**Provided data**
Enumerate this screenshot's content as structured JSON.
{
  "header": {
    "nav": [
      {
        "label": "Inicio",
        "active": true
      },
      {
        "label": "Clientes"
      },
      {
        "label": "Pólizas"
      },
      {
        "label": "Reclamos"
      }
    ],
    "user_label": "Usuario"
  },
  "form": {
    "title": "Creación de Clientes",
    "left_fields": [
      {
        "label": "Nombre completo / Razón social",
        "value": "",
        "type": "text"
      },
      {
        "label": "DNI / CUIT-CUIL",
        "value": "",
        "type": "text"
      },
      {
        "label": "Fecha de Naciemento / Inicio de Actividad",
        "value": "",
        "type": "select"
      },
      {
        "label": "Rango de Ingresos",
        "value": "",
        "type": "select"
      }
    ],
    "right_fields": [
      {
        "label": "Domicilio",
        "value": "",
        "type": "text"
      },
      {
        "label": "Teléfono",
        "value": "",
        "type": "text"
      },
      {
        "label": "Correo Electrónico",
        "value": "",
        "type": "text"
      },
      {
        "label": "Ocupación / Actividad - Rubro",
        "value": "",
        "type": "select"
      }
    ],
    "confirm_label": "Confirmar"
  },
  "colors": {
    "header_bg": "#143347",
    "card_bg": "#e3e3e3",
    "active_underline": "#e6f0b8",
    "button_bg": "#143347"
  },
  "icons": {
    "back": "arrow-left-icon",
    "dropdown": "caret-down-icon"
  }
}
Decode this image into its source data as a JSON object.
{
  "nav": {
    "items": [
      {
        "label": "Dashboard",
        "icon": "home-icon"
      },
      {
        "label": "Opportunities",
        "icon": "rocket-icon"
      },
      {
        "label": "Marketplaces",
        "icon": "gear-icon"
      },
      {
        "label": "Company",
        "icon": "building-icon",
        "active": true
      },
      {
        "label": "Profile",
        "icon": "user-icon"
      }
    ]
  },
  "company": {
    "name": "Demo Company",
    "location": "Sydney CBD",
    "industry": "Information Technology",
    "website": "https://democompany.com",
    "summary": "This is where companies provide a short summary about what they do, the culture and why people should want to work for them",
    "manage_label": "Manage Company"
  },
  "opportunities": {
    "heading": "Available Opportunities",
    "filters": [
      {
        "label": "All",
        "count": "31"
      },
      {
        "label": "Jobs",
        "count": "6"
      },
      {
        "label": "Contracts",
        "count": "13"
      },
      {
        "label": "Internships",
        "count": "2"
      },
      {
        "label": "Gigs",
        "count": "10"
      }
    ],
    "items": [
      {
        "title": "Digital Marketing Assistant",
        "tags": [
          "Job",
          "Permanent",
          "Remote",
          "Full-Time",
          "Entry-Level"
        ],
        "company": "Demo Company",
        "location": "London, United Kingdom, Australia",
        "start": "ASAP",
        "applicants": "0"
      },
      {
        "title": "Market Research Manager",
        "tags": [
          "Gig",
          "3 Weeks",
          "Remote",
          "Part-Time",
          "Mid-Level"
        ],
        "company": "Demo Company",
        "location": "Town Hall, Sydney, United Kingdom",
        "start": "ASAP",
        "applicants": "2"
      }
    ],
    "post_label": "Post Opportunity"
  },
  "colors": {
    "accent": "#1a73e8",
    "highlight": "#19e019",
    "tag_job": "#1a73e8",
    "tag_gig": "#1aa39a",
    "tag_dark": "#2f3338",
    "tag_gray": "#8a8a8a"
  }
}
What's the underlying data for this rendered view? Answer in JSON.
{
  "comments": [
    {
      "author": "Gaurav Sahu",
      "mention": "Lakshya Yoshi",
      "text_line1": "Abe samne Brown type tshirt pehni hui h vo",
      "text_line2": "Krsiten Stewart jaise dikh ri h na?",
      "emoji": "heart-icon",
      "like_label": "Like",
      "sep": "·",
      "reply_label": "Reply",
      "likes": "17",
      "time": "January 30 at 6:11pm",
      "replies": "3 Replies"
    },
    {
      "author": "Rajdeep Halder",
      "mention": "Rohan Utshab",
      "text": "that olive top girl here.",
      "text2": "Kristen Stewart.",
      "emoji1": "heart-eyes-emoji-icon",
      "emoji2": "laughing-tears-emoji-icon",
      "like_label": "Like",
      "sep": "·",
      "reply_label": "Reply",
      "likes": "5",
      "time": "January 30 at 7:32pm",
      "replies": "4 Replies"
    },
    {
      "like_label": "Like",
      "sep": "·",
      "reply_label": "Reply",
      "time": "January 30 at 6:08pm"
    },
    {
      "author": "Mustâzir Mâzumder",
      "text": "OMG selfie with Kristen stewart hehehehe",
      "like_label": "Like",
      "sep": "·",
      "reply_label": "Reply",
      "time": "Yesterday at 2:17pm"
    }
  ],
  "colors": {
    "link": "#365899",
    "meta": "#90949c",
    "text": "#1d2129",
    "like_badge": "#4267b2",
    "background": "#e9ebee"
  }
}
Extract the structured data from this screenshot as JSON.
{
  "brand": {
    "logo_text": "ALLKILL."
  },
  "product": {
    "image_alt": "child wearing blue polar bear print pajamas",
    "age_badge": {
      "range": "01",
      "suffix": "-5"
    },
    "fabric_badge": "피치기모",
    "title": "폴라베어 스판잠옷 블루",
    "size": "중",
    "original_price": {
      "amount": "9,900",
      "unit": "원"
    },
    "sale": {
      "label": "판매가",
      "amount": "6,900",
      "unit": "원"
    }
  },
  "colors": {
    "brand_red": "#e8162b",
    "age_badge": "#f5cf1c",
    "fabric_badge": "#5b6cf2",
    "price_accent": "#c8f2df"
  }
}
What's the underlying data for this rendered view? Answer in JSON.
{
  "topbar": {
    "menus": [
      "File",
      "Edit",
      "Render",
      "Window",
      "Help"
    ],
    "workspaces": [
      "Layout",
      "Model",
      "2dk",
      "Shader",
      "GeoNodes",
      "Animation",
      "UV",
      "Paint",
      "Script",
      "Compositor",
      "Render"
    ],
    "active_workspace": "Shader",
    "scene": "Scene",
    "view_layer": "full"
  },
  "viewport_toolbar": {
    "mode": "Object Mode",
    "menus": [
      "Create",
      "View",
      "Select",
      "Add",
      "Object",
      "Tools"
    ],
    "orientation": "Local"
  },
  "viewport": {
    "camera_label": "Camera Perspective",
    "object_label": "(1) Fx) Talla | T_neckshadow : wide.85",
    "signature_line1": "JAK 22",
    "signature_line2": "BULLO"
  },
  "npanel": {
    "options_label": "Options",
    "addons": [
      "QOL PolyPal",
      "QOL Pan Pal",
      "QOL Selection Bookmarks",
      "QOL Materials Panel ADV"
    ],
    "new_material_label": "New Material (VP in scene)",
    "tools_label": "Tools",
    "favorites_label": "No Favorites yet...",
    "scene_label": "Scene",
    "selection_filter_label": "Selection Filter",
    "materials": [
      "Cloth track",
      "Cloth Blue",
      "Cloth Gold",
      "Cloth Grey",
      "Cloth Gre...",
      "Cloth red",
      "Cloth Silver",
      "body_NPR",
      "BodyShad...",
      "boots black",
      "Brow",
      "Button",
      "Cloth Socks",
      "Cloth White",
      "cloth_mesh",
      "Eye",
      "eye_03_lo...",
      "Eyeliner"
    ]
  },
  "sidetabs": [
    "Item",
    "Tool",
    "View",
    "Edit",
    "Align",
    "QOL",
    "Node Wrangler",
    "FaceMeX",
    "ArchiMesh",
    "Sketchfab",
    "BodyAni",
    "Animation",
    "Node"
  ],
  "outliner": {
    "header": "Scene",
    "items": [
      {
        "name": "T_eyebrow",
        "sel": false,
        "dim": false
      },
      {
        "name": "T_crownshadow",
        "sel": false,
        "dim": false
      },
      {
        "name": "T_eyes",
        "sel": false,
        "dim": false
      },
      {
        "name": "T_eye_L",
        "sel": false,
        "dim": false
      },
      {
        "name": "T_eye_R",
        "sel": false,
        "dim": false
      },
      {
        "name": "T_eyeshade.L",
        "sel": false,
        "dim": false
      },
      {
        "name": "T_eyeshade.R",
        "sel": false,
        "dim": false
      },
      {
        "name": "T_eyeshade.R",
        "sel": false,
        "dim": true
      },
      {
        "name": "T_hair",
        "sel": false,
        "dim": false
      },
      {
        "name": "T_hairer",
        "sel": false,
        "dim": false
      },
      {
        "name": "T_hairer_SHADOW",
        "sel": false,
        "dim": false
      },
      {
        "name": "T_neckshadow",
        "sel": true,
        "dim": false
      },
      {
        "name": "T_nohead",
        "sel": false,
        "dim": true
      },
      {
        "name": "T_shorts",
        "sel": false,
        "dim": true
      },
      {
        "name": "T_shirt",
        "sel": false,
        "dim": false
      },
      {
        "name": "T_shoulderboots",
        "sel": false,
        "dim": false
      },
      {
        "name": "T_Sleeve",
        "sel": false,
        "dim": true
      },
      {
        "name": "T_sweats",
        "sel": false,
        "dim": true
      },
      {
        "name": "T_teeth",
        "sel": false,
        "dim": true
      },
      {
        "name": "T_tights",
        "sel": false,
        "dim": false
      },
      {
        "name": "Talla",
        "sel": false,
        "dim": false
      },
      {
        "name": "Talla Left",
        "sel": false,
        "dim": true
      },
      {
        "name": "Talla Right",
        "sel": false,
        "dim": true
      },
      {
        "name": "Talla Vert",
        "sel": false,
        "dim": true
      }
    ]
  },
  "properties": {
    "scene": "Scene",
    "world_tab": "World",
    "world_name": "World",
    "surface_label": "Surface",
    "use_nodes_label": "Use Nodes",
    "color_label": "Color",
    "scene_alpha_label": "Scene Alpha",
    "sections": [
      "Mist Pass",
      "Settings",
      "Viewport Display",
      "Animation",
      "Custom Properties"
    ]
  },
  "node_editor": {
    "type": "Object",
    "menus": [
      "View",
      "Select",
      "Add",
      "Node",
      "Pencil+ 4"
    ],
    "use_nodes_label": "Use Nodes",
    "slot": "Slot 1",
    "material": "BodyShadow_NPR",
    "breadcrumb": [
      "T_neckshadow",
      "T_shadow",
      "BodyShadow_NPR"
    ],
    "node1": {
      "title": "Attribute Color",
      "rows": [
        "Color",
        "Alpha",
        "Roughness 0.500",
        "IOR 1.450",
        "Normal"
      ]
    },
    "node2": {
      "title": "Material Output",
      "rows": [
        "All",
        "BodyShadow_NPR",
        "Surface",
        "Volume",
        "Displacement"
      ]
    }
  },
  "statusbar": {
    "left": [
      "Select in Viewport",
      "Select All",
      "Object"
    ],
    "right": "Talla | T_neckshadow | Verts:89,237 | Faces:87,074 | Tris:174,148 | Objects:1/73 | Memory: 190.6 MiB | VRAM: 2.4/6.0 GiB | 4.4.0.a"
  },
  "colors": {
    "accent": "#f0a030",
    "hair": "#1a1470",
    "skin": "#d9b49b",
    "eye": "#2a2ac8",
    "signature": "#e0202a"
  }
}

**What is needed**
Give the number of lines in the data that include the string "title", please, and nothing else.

**Task output**
6